little about what an uplifting color it is to see.
How and Why
What I like about the story: the elegance of the Chinese text, the
simplicity of the metaphors, organizing form through color, the way
everyone drinks all the time, and [scenes] like: Candlelight hush.
The king scrutinizes Silence.
"All under Heaven." No matter how you translate the king's
ideal, it is still an ideal. In the context of this film, peace unifies
a country. Words unify it best.
[Yimou] Zhang claims any and every director wants to make an action
film, but in his case, not just any action film. He was looking for
a film that transcends the content of the action to get to the essence,
the Qi, of martial arts. One would have thought that in all the trying
over the years to bring martial-arts literature to film, others had
been there and done it. But what Zhang found was not what he or we
thought. What you read in youth fills a space you might never find
again; what we read gives us images most films can only disappoint.
After much effort, he gave up trying to adapt others' works. Three
years and several drafts of Hero later, he thinks he has what
he wants, or maybe what sells, or maybe what he's comfortable with
- and hopefully something to run with way out in the ends of the
In the films I have done with Wong Kar-wai, we find the film through
the possible, not the known. This is a Yimou Zhang film, planned
and written in the closest thing to rock you can find in this country
at this time. So how does a film hold together? How can things as
abstract as light and color create atmosphere? How does imagery express
discord or continuity? How does the camera reveal ideas?
Zhang has never done a martial-arts film and it shows. But he wants
the action to reflect the dialogue and sentiments of the moment,
and not just be action for action's sake. All martial-arts directors
want to get clear action on film. This means wide angles and relatively
complete movement. All cinematographers search for visual continuity
and mood. I wonder where and how the two can meet. Our colors are
dominant enough. The other elements must be subtler. Zhang is looking
for gesture, energy and feeling. That means tighter framing and concentrating
on the poetry of a gesture and the actor's expression rather than
the content of a move. He is worried about the integrity of the image
being subverted by effects that are obviously unreal or at least
Places and Ways
Heng Dian [Studio] is an ambitious idea. It's a pity whoever had
it didn't learn much from early Hollywood. Both have a similarly
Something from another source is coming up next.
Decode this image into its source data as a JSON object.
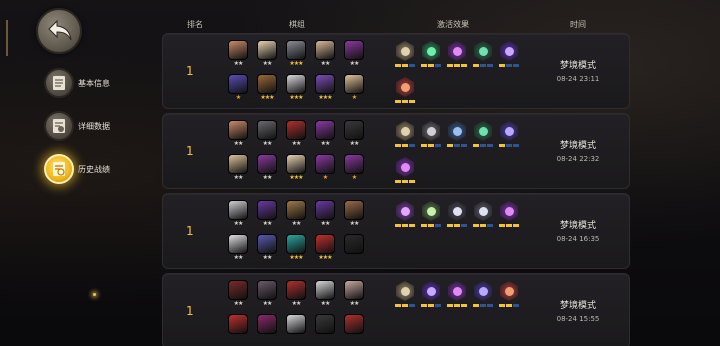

ambitious attitude and solid infrastructure. Both have huge backlots
of "European" streets and full-size replicas of famous
and classical buildings. But instead of the California sunshine that
makes long working hours possible, the Heng Dian climate is damp
and soggy. The sky is always overcast. Good city management and support
just can't make up for the lack of good light.